/---

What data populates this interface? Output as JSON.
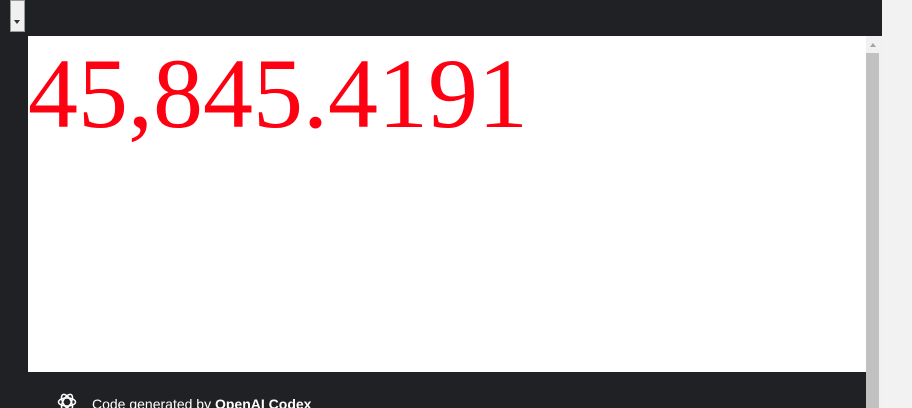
{
  "output": {
    "value": "45,845.4191",
    "color": "#ff0012"
  },
  "footer": {
    "prefix": "Code generated by ",
    "brand": "OpenAI Codex",
    "logo_icon": "openai-logo-icon"
  },
  "theme": {
    "dark_background": "#202124",
    "output_background": "#ffffff"
  }
}
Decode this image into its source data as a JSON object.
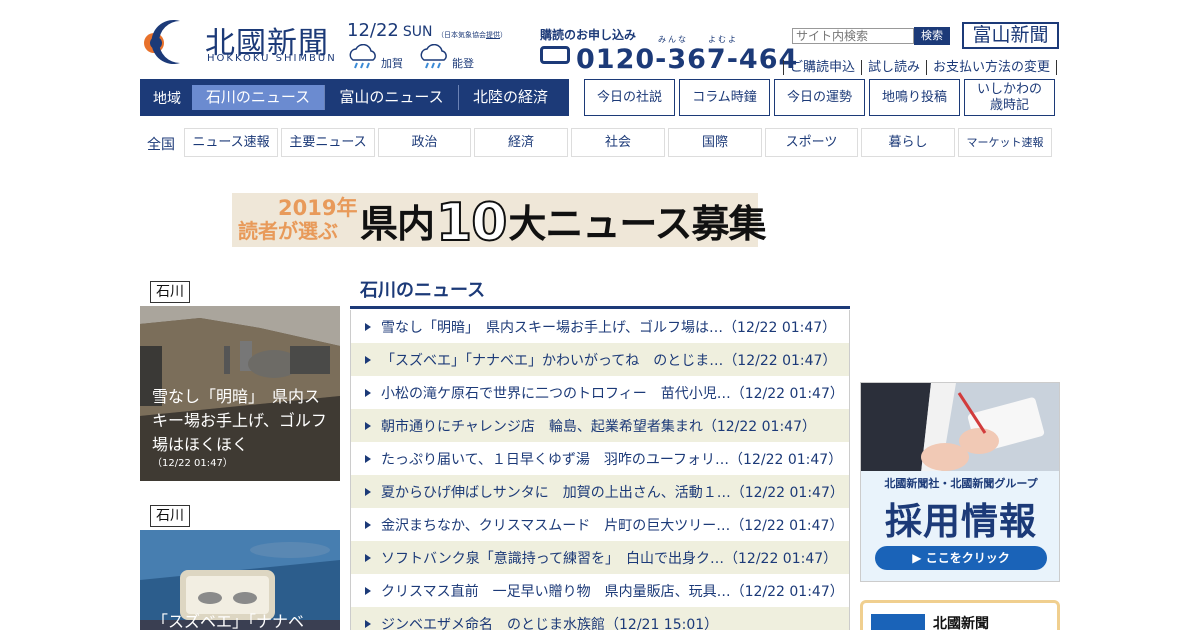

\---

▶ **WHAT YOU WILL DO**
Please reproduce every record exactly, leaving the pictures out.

▶ **PROBLEM SOLUTION**
What data populates this interface? Output as JSON.
{
  "output": {
    "value": "45,845.4191",
    "color": "#ff0012"
  },
  "footer": {
    "prefix": "Code generated by ",
    "brand": "OpenAI Codex",
    "logo_icon": "openai-logo-icon"
  },
  "theme": {
    "dark_background": "#202124",
    "output_background": "#ffffff"
  }
}
Decode this image into its source data as a JSON object.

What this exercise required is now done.